I don’t usually go out for soba since I make soba bibimguksu (비빔국수; spicy, cold noodles mixed with various vegetables, including kimchi) quite often at home. Sure, the noodles aren’t homemade, but it’s still pretty damn good. However, for lazy days when I just want to slurp with no fuss, I’ve become fond of Cocoron, the new soba joint run by the husband and wife team (Yoshihito Kida and Mika Ohie, respectively) who met working at Soba Totto. The buckwheat noodles are made in-house daily, but more than the noodles, I like Cocoron for the interesting toppings.
Servings are small at Cocoron, so I would recommend an appetizer to start. The Zaru Tofu or homemade silky tofu ($5) — a block of tofu, more creamy than silky, served with shredded seaweed, scallions, ginger, bonito flakes, and soy sauce on the side — is a fine one to pick. Don’t go crazy with the soy sauce though as it’ll overpower the delicate flavor of the tofu.
Speaking of bibimguksu, Cocoron’s Kimchee Soba ($10) is basically bibimguksu, but less spicy and sweet. If you find Korean bibimguksu a little too spicy and intense, you’ll like Cocoron’s rendition.

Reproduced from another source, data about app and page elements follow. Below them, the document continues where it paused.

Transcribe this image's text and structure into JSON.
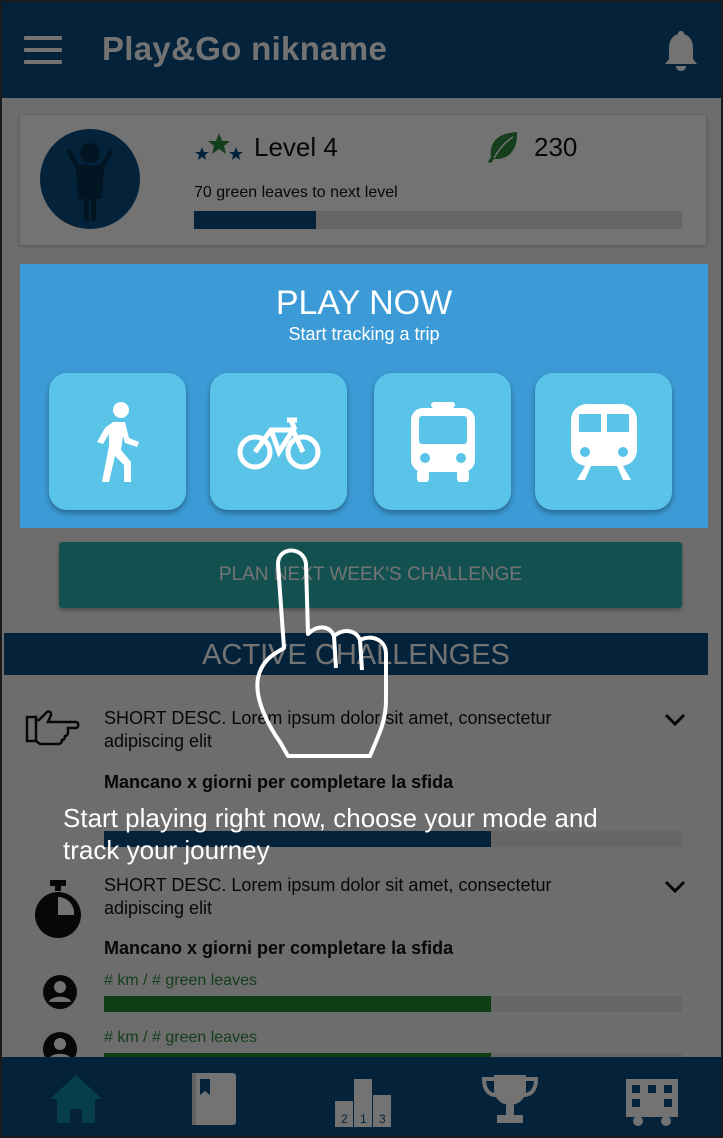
{
  "header": {
    "title": "Play&Go nikname",
    "menu_icon": "hamburger-menu-icon",
    "notification_icon": "bell-icon"
  },
  "profile": {
    "avatar_icon": "person-icon",
    "stars_icon": "stars-icon",
    "level": "Level 4",
    "leaf_icon": "leaf-icon",
    "points": "230",
    "next_level_text": "70 green leaves to next level",
    "level_progress": 0.25
  },
  "play_now": {
    "title": "PLAY NOW",
    "subtitle": "Start tracking a trip",
    "modes": [
      {
        "icon": "walk-icon"
      },
      {
        "icon": "bike-icon"
      },
      {
        "icon": "bus-icon"
      },
      {
        "icon": "train-icon"
      }
    ]
  },
  "plan_button": {
    "label": "PLAN NEXT WEEK'S CHALLENGE"
  },
  "active_challenges": {
    "title": "ACTIVE CHALLENGES",
    "items": [
      {
        "icon": "pointing-hand-icon",
        "description": "SHORT DESC. Lorem ipsum dolor sit amet, consectetur adipiscing elit",
        "remaining": "Mancano x giorni per completare la sfida",
        "progress": 0.67
      },
      {
        "icon": "stopwatch-icon",
        "description": "SHORT DESC. Lorem ipsum dolor sit amet, consectetur adipiscing elit",
        "remaining": "Mancano x giorni per completare la sfida",
        "rows": [
          {
            "metric": "# km / # green leaves",
            "progress": 0.67
          },
          {
            "metric": "# km / # green leaves",
            "progress": 0.67
          }
        ]
      }
    ]
  },
  "bottom_nav": [
    {
      "icon": "home-icon",
      "active": true
    },
    {
      "icon": "diary-icon",
      "active": false
    },
    {
      "icon": "podium-icon",
      "active": false
    },
    {
      "icon": "trophy-icon",
      "active": false
    },
    {
      "icon": "city-icon",
      "active": false
    }
  ],
  "tutorial": {
    "text": "Start playing right now, choose your mode and track your journey",
    "hand_icon": "tap-hand-icon"
  },
  "colors": {
    "primary": "#0b4f82",
    "play_panel": "#3c9bd6",
    "mode_button": "#5ac4e8",
    "plan_button": "#2bb3b3",
    "leaf_green": "#2e8b3e",
    "bar_green": "#1f8a2e"
  }
}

I prefer the Korean version, of course, but I do like the barely poached egg served on the side. Mixed into the noodles, the yolk adds creaminess and body. I’ll be stealing this idea for my bibimguksu meals at home.
On the side, the soba comes with tsuyu (dipping sauce), an egg, wasabi, and a small bowl of roasted sesame seeds with a pestle so you can pound the seeds to your desired level of fineness. A bowl of pre-crushed sesame seeds would suffice, but a pestle makes it more fun. If you don’t find grinding sesame seeds fun (party-pooper), just throw in the sesame seeds whole along with the egg, wasabi, and tsuyu.
The natto soba, however, is really tasty not so much because of the fun sesame seeds, but the nose-clearing wasabi that cuts the earthiness of the natto. But, be forewarned, this is coming from a person that really loves natto. If you’ve never had natto, you may find it funky and stinky, even though I personally find the natto at Cocoron mild. The gooey threads that latch onto your chopsticks from the viscous natto may also creep you out, but for me it’s just a minor annoyance. Eat quickly and the delicious problem will disappear.
At Cocoron, like at other soba houses in New York, when you’re done, your server will come by with a pot of soba-yu, hot water in which the noodles were cooked. However, unlike other restaurants, the server at Cocoron will espouse the virtues of the starchy liquid. It seems soba-yu is rich with vitamin B. Whether you care about vitamins or not, pour it into your bowl, add some leftover tsuyu, and drink it. It’ll warm up your stomach after all the cold soba.
Besides cold soba, Cocoron also has warm soba and tsukemen (dipping-style) soba. I’ll be exploring that section of the menu in the coming months. The summer should bring many lazy days, my lazy days of soba.